In an article today in the paper edition of the Herald (apparently unavailable on-line), Michael Forsyth, one of Scotland's least liked Tories (in fact the man who led the Tories in Scotland to utter oblivion in 1997), writes that he thinks that the coalition parties should take a back seat in the referendum debate.
He seems to appreciate that the London government's involvement in the lead up to 2014's poll is bound to have a negative effect for their cause. He is probably aware that since Mr Cameron upped the stakes on the independence question last week, the SNP membership has soared. At one point 9 people per minute were joining, according to the Courier and Advertiser, Dundee's Tory-leaning morning paper.
He says that he knows that Scotland is a left of centre country with a tendency to vote Labour. He proposes therefore, that Alistair Darling, Labour's ex chancellor, should be involved in leading London's campaign for Scotland's dependence.
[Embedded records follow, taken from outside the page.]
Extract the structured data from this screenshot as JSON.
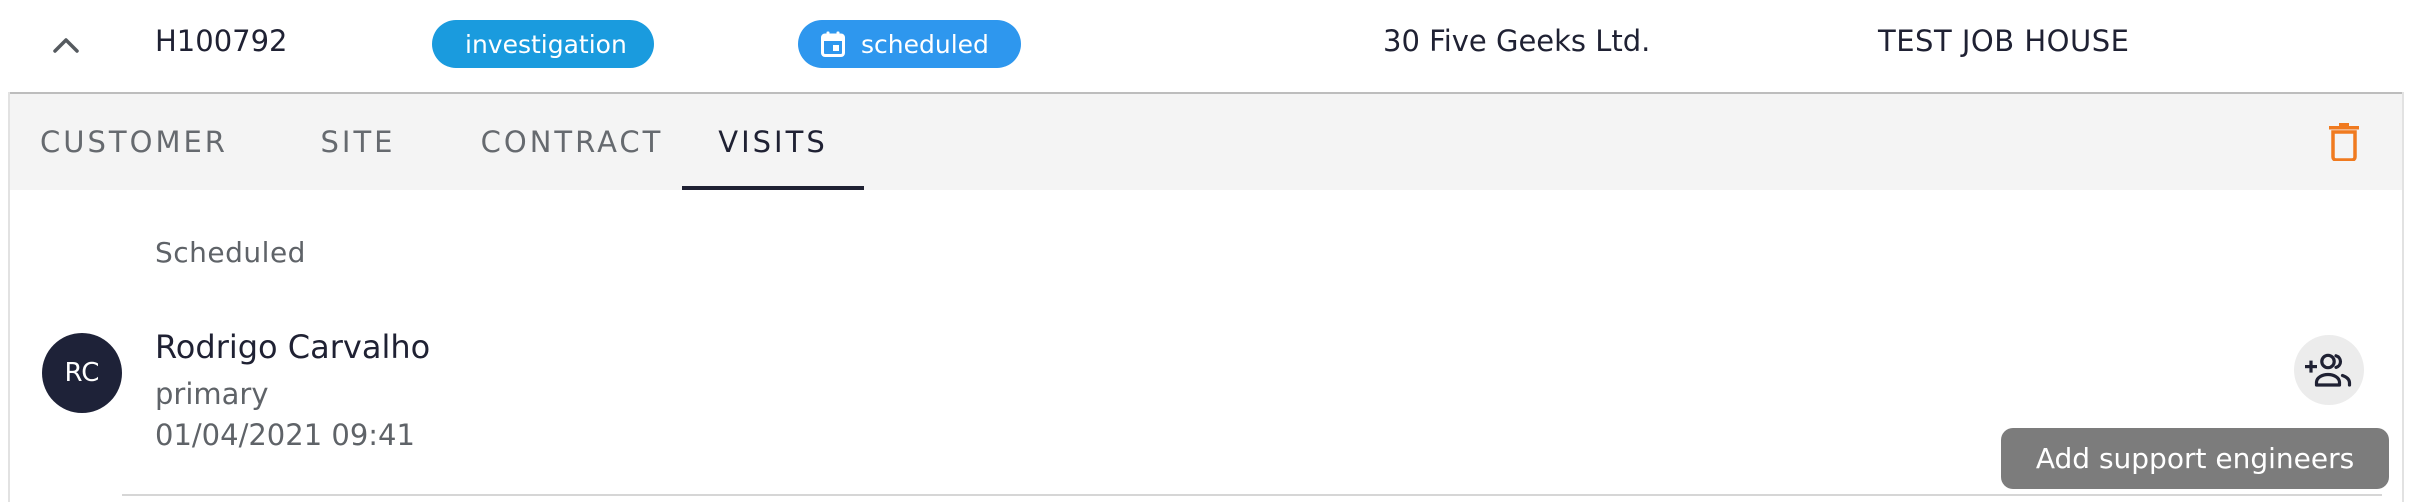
{
  "job": {
    "id": "H100792",
    "type_chip": "investigation",
    "status_chip": "scheduled",
    "customer": "30 Five Geeks Ltd.",
    "site": "TEST JOB HOUSE"
  },
  "tabs": [
    {
      "label": "CUSTOMER"
    },
    {
      "label": "SITE"
    },
    {
      "label": "CONTRACT"
    },
    {
      "label": "VISITS",
      "active": true
    }
  ],
  "visits": {
    "section_label": "Scheduled",
    "engineer": {
      "initials": "RC",
      "name": "Rodrigo Carvalho",
      "role": "primary",
      "datetime": "01/04/2021 09:41"
    },
    "add_support_tooltip": "Add support engineers"
  },
  "icons": {
    "collapse": "chevron-up-icon",
    "status": "calendar-icon",
    "delete": "trash-icon",
    "add_support": "group-add-icon"
  },
  "colors": {
    "type_chip": "#1a9bde",
    "status_chip": "#2e97ee",
    "delete_icon": "#f07a1f",
    "avatar": "#1e2238",
    "active_tab": "#1f2133",
    "tooltip": "#7c7c7c"
  }
}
It is a shrewd choice. Particularly since Darling launched his attack on Brown in his memoires, he has become a relatively respected figure in Scottish politics in the elder statesman category. If I had to chose someone to present the status quo argument, he would certainly be on my short list.
But wait a minute. Forsyth, an arch Thatcherite Tory, thinks that the UK government (Tory and Liberal alike), which the status quo vote that he craves would force upon Scotland, possibly for the next 10 years or more, is so unpopular that it should keep away from the debate about that future?
Does Mr Forsyth really not see any irony in his argument?